§ **EXERCISE PROMPT**: Filter the entries below, keeping every line that has the word "object".

§ **RECORDS**:

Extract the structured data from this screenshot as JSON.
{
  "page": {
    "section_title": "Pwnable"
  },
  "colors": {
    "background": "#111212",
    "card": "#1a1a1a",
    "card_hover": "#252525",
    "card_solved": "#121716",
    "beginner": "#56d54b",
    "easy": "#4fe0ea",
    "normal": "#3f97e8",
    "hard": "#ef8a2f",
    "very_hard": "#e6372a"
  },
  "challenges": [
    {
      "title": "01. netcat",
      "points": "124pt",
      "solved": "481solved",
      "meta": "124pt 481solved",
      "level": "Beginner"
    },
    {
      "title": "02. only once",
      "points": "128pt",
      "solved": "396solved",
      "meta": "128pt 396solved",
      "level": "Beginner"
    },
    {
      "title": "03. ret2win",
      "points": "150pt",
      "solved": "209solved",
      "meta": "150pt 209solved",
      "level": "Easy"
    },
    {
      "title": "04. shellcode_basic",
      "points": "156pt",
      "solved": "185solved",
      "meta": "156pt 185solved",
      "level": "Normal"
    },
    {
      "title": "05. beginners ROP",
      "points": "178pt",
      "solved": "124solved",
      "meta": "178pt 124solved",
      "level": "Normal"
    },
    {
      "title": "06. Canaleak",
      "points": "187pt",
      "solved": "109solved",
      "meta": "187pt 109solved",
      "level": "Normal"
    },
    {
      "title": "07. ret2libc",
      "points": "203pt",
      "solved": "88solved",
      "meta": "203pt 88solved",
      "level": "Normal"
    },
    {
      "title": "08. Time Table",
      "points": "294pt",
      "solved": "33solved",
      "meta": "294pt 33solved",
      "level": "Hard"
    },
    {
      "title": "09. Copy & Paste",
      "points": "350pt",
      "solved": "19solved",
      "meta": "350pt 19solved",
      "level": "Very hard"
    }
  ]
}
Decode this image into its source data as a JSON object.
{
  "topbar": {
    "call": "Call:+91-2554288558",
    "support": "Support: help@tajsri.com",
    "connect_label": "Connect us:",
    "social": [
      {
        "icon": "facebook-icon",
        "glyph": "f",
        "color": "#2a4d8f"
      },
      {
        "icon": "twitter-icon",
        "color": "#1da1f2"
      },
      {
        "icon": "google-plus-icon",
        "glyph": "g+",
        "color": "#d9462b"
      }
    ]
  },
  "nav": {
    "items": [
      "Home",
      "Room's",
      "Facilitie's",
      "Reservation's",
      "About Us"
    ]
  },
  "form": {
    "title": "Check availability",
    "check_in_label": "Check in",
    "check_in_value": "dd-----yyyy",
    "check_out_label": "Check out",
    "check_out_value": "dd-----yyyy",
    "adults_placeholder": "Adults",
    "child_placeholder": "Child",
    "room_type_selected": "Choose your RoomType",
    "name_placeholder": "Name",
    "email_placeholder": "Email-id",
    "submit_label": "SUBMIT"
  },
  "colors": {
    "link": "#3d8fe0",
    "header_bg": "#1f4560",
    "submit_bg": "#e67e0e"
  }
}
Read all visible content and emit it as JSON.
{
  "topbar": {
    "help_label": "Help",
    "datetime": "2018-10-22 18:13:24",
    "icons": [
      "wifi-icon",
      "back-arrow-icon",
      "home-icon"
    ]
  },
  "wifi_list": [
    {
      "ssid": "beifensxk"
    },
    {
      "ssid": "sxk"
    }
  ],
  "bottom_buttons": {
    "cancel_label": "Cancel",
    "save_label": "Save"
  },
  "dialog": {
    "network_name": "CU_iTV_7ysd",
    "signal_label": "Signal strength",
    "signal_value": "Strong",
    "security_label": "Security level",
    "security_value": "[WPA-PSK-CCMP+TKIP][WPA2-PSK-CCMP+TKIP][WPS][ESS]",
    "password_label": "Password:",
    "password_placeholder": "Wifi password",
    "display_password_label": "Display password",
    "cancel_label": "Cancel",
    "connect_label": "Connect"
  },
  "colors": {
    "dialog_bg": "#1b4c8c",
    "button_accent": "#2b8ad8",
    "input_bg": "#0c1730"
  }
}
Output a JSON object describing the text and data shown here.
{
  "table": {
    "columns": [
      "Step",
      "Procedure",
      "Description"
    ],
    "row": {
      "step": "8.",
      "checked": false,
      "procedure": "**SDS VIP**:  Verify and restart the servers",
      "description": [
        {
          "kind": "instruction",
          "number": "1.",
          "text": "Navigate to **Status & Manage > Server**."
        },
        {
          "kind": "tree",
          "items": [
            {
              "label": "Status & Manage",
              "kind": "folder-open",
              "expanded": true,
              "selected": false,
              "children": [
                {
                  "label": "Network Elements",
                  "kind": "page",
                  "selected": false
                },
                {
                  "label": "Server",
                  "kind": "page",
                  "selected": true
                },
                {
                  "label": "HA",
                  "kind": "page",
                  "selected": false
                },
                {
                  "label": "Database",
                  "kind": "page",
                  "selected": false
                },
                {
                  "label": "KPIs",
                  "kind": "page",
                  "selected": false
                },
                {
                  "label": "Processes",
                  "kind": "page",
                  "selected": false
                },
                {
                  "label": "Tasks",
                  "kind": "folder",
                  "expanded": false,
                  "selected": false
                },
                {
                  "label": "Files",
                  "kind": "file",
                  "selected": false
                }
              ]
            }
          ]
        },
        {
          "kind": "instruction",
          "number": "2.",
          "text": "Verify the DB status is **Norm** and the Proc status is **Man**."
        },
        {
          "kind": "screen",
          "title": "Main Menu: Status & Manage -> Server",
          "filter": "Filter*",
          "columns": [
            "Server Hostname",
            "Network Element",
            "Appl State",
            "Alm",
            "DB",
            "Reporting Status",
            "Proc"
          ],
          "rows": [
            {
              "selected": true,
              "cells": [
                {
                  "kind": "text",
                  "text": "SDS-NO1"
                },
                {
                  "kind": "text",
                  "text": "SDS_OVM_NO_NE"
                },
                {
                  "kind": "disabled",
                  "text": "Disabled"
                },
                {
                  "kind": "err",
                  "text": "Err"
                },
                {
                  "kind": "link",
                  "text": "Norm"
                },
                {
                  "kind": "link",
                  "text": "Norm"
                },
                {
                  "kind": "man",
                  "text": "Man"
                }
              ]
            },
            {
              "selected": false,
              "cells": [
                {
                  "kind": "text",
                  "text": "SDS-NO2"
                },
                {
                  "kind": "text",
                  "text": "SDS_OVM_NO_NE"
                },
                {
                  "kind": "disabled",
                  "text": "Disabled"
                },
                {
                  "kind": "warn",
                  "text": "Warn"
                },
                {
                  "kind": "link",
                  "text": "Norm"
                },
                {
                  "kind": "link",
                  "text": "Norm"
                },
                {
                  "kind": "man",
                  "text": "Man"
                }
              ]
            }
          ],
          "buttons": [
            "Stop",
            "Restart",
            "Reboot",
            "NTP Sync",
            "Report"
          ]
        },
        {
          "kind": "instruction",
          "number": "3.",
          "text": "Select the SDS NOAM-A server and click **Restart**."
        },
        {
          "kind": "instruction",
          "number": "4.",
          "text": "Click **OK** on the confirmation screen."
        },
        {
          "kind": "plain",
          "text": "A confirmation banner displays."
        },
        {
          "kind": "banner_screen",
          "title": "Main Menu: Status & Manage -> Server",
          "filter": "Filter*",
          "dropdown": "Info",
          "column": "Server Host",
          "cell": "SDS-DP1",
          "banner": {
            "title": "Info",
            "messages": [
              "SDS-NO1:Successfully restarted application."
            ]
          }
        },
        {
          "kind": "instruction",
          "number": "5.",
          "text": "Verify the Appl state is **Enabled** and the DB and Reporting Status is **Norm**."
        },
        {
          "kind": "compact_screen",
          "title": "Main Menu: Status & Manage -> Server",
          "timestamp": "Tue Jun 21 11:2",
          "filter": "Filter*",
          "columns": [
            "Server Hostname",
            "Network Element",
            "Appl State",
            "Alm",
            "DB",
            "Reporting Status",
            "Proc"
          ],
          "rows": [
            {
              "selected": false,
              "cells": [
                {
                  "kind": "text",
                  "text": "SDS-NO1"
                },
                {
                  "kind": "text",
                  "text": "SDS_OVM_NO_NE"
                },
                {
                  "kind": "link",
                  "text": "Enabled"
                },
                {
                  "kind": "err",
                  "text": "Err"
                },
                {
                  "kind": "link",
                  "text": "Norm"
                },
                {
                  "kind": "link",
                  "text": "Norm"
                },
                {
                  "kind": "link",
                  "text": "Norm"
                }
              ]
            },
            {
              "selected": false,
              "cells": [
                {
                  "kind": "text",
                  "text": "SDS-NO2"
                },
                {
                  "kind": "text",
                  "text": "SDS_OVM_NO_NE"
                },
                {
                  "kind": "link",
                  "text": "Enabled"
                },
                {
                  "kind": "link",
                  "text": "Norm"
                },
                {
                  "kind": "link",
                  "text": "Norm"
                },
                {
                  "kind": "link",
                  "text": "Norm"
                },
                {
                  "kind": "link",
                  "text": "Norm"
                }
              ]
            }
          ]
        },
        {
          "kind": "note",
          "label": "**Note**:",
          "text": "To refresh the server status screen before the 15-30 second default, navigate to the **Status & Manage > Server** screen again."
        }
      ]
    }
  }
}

§ **REPLY TO THE EXERCISE**:
Decode this image into its source data as a JSON object.
Output a JSON object describing the text and data shown here.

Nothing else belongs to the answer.